Available data |

....

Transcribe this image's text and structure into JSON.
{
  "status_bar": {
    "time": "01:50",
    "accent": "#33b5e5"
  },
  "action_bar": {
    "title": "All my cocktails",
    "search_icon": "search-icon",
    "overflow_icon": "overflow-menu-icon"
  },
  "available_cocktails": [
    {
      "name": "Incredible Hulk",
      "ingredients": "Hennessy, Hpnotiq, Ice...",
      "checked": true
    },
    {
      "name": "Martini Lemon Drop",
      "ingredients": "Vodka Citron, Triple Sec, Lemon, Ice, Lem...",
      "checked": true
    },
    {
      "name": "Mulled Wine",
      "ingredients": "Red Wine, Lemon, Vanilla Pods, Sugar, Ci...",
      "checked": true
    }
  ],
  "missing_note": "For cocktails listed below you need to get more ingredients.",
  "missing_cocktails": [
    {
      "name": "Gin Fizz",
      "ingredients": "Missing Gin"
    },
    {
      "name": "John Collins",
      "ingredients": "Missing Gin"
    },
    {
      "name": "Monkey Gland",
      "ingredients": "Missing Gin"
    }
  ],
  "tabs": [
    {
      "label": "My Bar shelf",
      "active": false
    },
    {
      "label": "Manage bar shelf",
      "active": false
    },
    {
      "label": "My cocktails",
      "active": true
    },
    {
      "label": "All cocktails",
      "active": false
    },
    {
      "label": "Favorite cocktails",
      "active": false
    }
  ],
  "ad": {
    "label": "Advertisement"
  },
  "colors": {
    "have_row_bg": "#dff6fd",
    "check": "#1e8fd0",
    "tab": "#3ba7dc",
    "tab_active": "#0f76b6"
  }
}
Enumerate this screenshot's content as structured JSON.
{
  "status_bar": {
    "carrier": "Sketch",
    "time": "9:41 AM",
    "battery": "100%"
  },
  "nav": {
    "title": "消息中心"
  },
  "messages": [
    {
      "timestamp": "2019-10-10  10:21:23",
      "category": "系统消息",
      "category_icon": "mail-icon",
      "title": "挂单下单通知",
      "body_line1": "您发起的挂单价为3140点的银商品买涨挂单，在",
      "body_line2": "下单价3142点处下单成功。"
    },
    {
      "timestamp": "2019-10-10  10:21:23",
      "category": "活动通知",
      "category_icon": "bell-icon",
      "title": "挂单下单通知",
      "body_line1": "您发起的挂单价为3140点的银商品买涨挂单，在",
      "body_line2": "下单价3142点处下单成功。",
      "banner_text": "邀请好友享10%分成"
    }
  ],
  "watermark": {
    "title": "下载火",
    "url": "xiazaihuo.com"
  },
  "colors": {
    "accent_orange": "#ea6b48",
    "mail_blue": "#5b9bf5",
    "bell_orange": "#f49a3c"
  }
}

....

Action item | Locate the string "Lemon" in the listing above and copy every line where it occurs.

Result of this exercise |
      "name": "Martini Lemon Drop",
      "ingredients": "Vodka Citron, Triple Sec, Lemon, Ice, Lem...",
      "ingredients": "Red Wine, Lemon, Vanilla Pods, Sugar, Ci...",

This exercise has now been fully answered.